◆ WORK INSTRUCTION ◆
For this exercise, repeat each entry exactly as written.

BEGIN DATA FOR ANALYSIS

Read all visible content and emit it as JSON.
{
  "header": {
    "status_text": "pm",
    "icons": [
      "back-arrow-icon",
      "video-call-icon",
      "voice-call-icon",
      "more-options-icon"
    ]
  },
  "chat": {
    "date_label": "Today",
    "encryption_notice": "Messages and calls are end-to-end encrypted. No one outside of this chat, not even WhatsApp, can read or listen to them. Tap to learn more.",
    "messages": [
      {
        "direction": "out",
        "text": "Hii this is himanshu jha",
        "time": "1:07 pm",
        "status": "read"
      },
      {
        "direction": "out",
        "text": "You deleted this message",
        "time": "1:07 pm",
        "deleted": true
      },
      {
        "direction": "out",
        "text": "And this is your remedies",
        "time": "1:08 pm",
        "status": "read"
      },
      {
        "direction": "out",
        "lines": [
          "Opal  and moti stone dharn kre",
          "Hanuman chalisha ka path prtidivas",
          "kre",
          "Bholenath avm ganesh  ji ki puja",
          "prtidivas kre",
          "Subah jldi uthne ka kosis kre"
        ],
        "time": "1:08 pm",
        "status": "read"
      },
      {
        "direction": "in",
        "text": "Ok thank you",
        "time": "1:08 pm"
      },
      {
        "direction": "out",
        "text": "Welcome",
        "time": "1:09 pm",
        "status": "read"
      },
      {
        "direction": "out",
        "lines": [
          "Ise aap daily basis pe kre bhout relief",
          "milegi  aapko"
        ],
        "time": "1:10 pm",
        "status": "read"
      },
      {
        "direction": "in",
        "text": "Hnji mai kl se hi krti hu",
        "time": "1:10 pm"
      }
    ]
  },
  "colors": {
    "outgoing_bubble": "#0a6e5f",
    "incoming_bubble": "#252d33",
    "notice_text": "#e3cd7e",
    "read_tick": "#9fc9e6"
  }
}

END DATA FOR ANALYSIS

◆ RESPONSE ◆
Read all visible content and emit it as JSON.
{
  "header": {
    "status_text": "pm",
    "icons": [
      "back-arrow-icon",
      "video-call-icon",
      "voice-call-icon",
      "more-options-icon"
    ]
  },
  "chat": {
    "date_label": "Today",
    "encryption_notice": "Messages and calls are end-to-end encrypted. No one outside of this chat, not even WhatsApp, can read or listen to them. Tap to learn more.",
    "messages": [
      {
        "direction": "out",
        "text": "Hii this is himanshu jha",
        "time": "1:07 pm",
        "status": "read"
      },
      {
        "direction": "out",
        "text": "You deleted this message",
        "time": "1:07 pm",
        "deleted": true
      },
      {
        "direction": "out",
        "text": "And this is your remedies",
        "time": "1:08 pm",
        "status": "read"
      },
      {
        "direction": "out",
        "lines": [
          "Opal  and moti stone dharn kre",
          "Hanuman chalisha ka path prtidivas",
          "kre",
          "Bholenath avm ganesh  ji ki puja",
          "prtidivas kre",
          "Subah jldi uthne ka kosis kre"
        ],
        "time": "1:08 pm",
        "status": "read"
      },
      {
        "direction": "in",
        "text": "Ok thank you",
        "time": "1:08 pm"
      },
      {
        "direction": "out",
        "text": "Welcome",
        "time": "1:09 pm",
        "status": "read"
      },
      {
        "direction": "out",
        "lines": [
          "Ise aap daily basis pe kre bhout relief",
          "milegi  aapko"
        ],
        "time": "1:10 pm",
        "status": "read"
      },
      {
        "direction": "in",
        "text": "Hnji mai kl se hi krti hu",
        "time": "1:10 pm"
      }
    ]
  },
  "colors": {
    "outgoing_bubble": "#0a6e5f",
    "incoming_bubble": "#252d33",
    "notice_text": "#e3cd7e",
    "read_tick": "#9fc9e6"
  }
}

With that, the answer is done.